ADAPTOGENS: What Is Ashwaganda & Do You Really Need It For Stress?

Ashwagandha root recipe

If you’ve been anywhere near the wellness industry in the past two years, you’ve probably heard of adaptogens.  Touted as stress-reducing cure-alls by supplement companies, I’ve seen adaptogens marketed as skin saviors, anti-aging plants, sleep enhancers, caffeine replacements and much more. They’re great, but maybe not as great as some companies would have us believe.  

So what do adaptogens actually do? They’re a class of plants that work by increasing the body’s resistance to stress, often by supporting the adrenal glands. Many adaptogens build energy levels, enhance immunity, and help promote emotional well-being.

ashwaganda root

The most widely agreed upon definition of adaptogens states that they must fall under three categories and only about 20 plants make the cut. They must be:

Nontoxic: To the recipient.

Non-specific: An adaptogen has “non-specific” activity and acts by increasing resistance of the organism to a broad spectrum of adverse biological, chemical, and physical factors.

Normalizing: These substances tend to help regulate or normalize organ and system function within the organism.

Although adaptogens are very equalizing for specific systems in the body, the truth behind adaptogens is the same as all herbal and plant medicine: they should be prescribed and dosed according to an individual’s current needs.

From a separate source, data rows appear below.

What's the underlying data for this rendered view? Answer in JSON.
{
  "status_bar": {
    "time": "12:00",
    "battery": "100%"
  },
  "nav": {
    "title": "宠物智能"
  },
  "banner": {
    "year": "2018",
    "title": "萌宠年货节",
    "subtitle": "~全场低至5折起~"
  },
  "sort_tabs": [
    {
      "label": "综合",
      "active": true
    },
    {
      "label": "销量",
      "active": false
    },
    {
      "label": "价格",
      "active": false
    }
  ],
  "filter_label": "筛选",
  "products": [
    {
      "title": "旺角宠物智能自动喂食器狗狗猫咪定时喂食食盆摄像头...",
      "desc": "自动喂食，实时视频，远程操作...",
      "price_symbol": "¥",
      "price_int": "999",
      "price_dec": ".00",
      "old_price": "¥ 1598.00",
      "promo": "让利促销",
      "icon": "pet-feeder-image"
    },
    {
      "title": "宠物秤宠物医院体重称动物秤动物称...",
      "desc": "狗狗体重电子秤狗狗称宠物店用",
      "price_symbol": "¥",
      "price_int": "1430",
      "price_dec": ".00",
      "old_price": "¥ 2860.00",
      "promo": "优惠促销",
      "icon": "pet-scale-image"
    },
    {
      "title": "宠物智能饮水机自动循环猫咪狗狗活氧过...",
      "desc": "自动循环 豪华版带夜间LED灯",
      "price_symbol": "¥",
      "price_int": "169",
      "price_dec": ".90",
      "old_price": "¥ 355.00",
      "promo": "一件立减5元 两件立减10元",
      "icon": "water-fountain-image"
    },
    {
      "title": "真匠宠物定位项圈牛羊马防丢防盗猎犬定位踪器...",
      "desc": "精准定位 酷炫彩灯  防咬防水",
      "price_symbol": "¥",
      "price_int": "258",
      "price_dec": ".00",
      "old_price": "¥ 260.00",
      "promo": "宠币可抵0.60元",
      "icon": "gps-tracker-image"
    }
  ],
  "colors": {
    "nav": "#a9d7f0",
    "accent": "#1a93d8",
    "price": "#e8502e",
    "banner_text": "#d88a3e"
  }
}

Ok, where does Ashwagandha fit in here? Ashwagandha or Indian ginseng is a medicinal herb that has been used in India and around the world for over 5,000 years. Long used in Ayurvedic medicine, ashwagandha is one of the few calming adaptogens and has traditionally been used for anxiety, bad dreams, mild OCD, insomnia, and nervous exhaustion.  Ashwagandha may help support emotional balance and brain function and acts as a potent antioxidant to assist the immune system.1 Studies indicate ashwagandha possesses anti-inflammatory, antitumor, antistress, immunomodulatory properties and may help infertility, depression and blood pressure. 1,2,3

Because of ashwagandha’s effects on the body, it is good for the overstressed and if you’re over-producing cortisol and adrenaline, but may be contraindicated for those who already have low energy.

ashwaghanda root

Suggested Preparations & Dosage

When taken in a powdered form Ashwagandha can be added smoothies, coffee, teas, tonics, milks, and baking. The dried root has earthy taste that pairs well with chocolate, nut butters and tart juices. Most clinical studies highlighting the benefits of Ashwagandha record benefits starting after consistent use after 30 days.3 Suggested dosage is 1/2 - 2 tsp. a day.




References:

1. Mishra L-C. Scientific Basis for the Therapeutic Use of Withania somnifera (Ashwagandha): A Review. Alternative Medicine Review. 2000;5(4):13.

2. Singh N, Bhalla M, Jager P de, Gilca M. An Overview on Ashwagandha: A Rasayana (Rejuvenator) of Ayurveda. African Journal of Traditional, Complementary and Alternative Medicines. 2011;8(5S). https://www.ajol. info/index.php/ajtcam/article/view/67963. Accessed April 28, 2018.

3. Ashwagandha (Withania somnifera): Role in Safeguarding Health, Immunomodulatory Effects, Combating Infections and Therapeutic Applications: A Review - SciAlert Responsive Version. doi:10.3923/jbs.2014.77.94